The company mainly does this through a product called Advanced Unlocking and Extraction Services, which can “empower forensics practitioners to overcome sophisticated technological barriers and we can determine or disable the PIN, pattern or passcode screen lock on the latest Apple iOS and Android devices including Alcatel, Google Nexus, HTC, Huawei, LG, Motorola, Samsung, and ZTE,” according to the company’s website.
Indeed, these types of mobile-forensic services are crucial to agencies interested in extracting information from devices of suspected criminals to gather evidence in their cases against them. However, their use is not without controversy or pushback from Apple and other stakeholders concerned about mobile-device and user privacy and security.
Forensics versus user privacy
One notable case for which Cellebrite’s services were tapped was in 2016 when FBI reportedly used the firm to help it get past the encryption on the iPhone used by one of the shooters in a deadly attack in December of 2015 in San Bernadino, Calif.

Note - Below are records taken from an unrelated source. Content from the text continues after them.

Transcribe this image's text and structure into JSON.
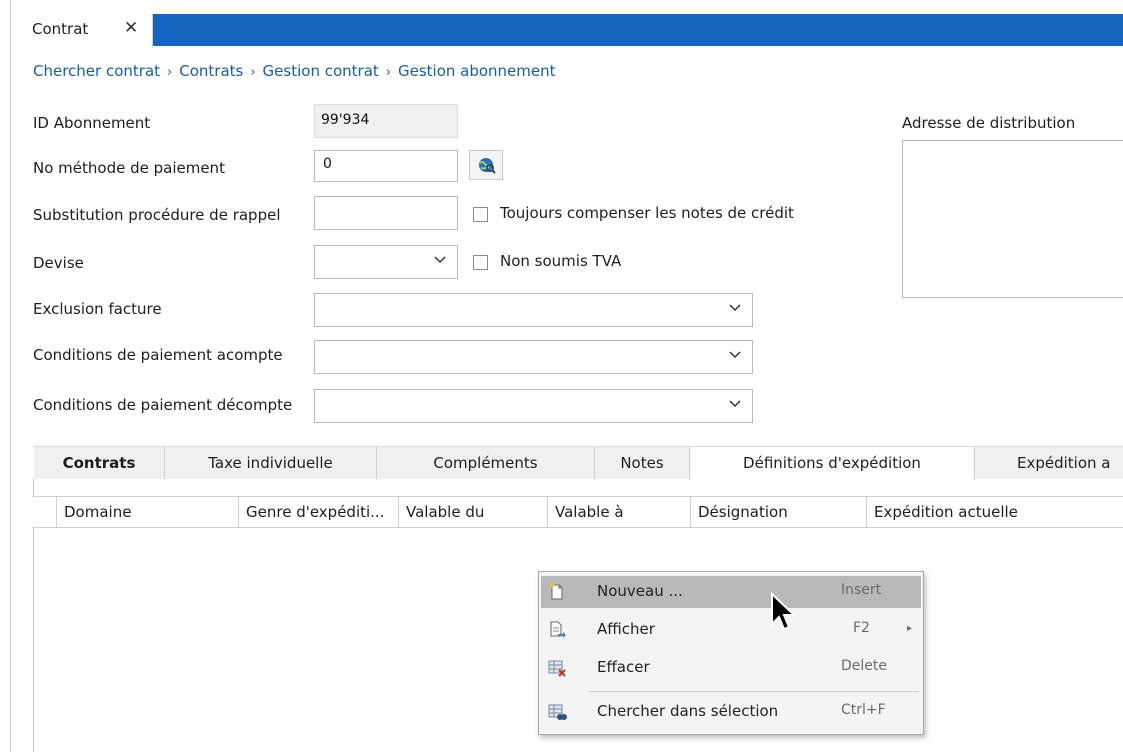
{
  "window": {
    "tab_title": "Contrat",
    "tab_close": "✕"
  },
  "breadcrumb": {
    "items": [
      "Chercher contrat",
      "Contrats",
      "Gestion contrat",
      "Gestion abonnement"
    ],
    "separator": "›"
  },
  "form": {
    "id_label": "ID Abonnement",
    "id_value": "99'934",
    "payment_method_label": "No méthode de paiement",
    "payment_method_value": "0",
    "reminder_label": "Substitution procédure de rappel",
    "reminder_value": "",
    "always_compensate_label": "Toujours compenser les notes de crédit",
    "currency_label": "Devise",
    "currency_value": "",
    "no_vat_label": "Non soumis TVA",
    "invoice_exclusion_label": "Exclusion facture",
    "invoice_exclusion_value": "",
    "payment_terms_deposit_label": "Conditions de paiement acompte",
    "payment_terms_deposit_value": "",
    "payment_terms_settlement_label": "Conditions de paiement décompte",
    "payment_terms_settlement_value": "",
    "address_label": "Adresse de distribution"
  },
  "tabs": [
    {
      "label": "Contrats"
    },
    {
      "label": "Taxe individuelle"
    },
    {
      "label": "Compléments"
    },
    {
      "label": "Notes"
    },
    {
      "label": "Définitions d'expédition"
    },
    {
      "label": "Expédition a"
    }
  ],
  "grid": {
    "columns": [
      "Domaine",
      "Genre d'expéditi...",
      "Valable du",
      "Valable à",
      "Désignation",
      "Expédition actuelle"
    ]
  },
  "context_menu": {
    "items": [
      {
        "label": "Nouveau ...",
        "shortcut": "Insert",
        "icon": "new-document-icon"
      },
      {
        "label": "Afficher",
        "shortcut": "F2",
        "icon": "view-document-icon",
        "submenu": "▸"
      },
      {
        "label": "Effacer",
        "shortcut": "Delete",
        "icon": "delete-table-icon"
      },
      {
        "label": "Chercher dans sélection",
        "shortcut": "Ctrl+F",
        "icon": "search-table-icon"
      }
    ]
  },
  "colors": {
    "accent": "#1565c0",
    "link": "#1a5ba8",
    "menu_highlight": "#b9b9b9"
  }
}
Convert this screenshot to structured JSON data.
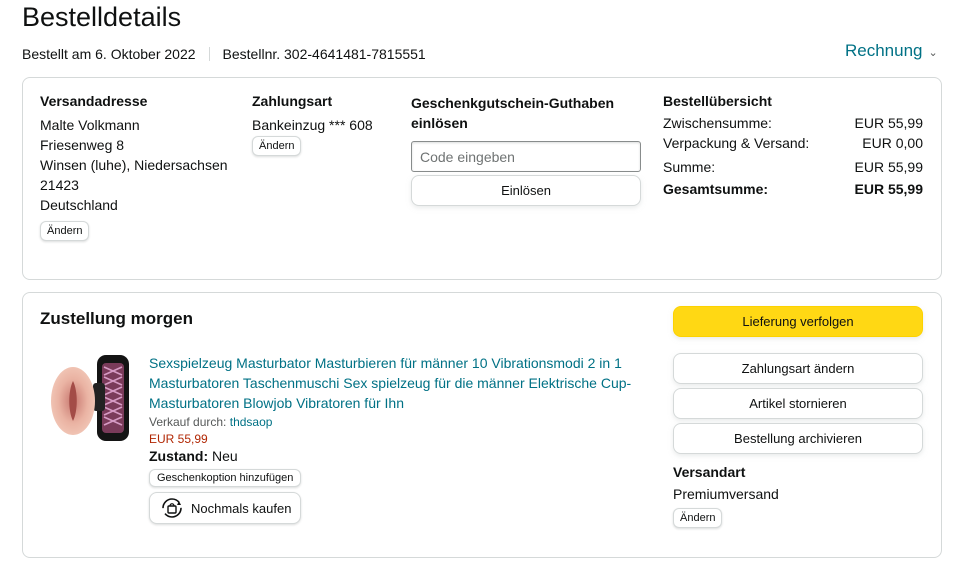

In that case, Apple notoriously fought a judge’s order to help the feds hack the iPhone 5c of Syed Rizwan Farook—who died in a shootout with police–in a very public debate that called into question of whether such “legal” phone hacking with jeopardize the security and privacy of mobile devices and their owners.
Cellebrite, a subsidiary of Japan’s Sun Corp., currently offers Advanced Unlocking and Extraction services for iPhone, iPad, iPad mini, iPad Pro and iPod touch devices running iOS 5 to iOS 11, which theoretically includes even the latest iteration of iOS 11.
It appears that even iPhone X, the newest version of Apple’s flagship smartphone introduced last September, is not immune to Cellebrite’s forensic capabilities. Forbes also reported that the Department of Home Security successfully mined data from an iPhone X in November, most likely using Cellebrite technology.
Still, Apple did try to keep in mind user privacy and security when it released the original version of iOS 11—and was applauded publicly for its efforts by Cellebrite competitor ElcomSoft. In a blog post, the company outlined a number of new technologies in the software that make it more challenging for forensic experts to crack the system’s user protections.